→ Problem requirements: Starting at the line with "Output a JSON", repeat every line exactly until the records end, including the last one.

→ Stored items:
# # # # # # #

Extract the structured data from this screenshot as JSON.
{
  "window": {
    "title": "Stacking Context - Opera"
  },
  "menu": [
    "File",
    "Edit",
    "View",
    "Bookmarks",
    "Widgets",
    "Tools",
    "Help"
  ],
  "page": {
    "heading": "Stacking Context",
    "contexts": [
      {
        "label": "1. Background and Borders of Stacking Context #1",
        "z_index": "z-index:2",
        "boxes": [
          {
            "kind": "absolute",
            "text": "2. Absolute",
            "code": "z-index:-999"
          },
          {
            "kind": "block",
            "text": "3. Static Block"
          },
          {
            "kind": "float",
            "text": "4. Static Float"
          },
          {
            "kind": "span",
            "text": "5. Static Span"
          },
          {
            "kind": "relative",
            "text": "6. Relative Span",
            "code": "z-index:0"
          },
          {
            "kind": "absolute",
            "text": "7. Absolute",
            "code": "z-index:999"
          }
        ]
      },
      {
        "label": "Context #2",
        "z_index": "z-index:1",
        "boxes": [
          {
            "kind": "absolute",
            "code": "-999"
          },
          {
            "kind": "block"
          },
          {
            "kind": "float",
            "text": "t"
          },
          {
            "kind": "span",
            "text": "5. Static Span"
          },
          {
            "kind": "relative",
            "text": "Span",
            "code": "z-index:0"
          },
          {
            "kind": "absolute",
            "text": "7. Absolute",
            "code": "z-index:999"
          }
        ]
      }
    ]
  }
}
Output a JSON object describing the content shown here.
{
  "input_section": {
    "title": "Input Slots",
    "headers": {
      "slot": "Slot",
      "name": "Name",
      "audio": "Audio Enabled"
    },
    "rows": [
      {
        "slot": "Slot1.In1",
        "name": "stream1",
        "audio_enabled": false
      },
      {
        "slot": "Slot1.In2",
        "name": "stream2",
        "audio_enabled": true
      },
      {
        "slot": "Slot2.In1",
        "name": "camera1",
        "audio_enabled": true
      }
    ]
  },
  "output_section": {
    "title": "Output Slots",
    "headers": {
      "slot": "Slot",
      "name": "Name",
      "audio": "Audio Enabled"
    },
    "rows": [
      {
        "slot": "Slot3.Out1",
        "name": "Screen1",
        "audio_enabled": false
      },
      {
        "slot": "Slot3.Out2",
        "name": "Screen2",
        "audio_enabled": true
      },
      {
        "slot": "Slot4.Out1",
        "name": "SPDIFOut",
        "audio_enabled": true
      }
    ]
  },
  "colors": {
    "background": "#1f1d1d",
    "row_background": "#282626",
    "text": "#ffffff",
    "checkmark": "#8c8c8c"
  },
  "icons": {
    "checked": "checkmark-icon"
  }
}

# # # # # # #

→ Answer to this exercise:
Output a JSON object describing the content shown here.
{
  "input_section": {
    "title": "Input Slots",
    "headers": {
      "slot": "Slot",
      "name": "Name",
      "audio": "Audio Enabled"
    },
    "rows": [
      {
        "slot": "Slot1.In1",
        "name": "stream1",
        "audio_enabled": false
      },
      {
        "slot": "Slot1.In2",
        "name": "stream2",
        "audio_enabled": true
      },
      {
        "slot": "Slot2.In1",
        "name": "camera1",
        "audio_enabled": true
      }
    ]
  },
  "output_section": {
    "title": "Output Slots",
    "headers": {
      "slot": "Slot",
      "name": "Name",
      "audio": "Audio Enabled"
    },
    "rows": [
      {
        "slot": "Slot3.Out1",
        "name": "Screen1",
        "audio_enabled": false
      },
      {
        "slot": "Slot3.Out2",
        "name": "Screen2",
        "audio_enabled": true
      },
      {
        "slot": "Slot4.Out1",
        "name": "SPDIFOut",
        "audio_enabled": true
      }
    ]
  },
  "colors": {
    "background": "#1f1d1d",
    "row_background": "#282626",
    "text": "#ffffff",
    "checkmark": "#8c8c8c"
  },
  "icons": {
    "checked": "checkmark-icon"
  }
}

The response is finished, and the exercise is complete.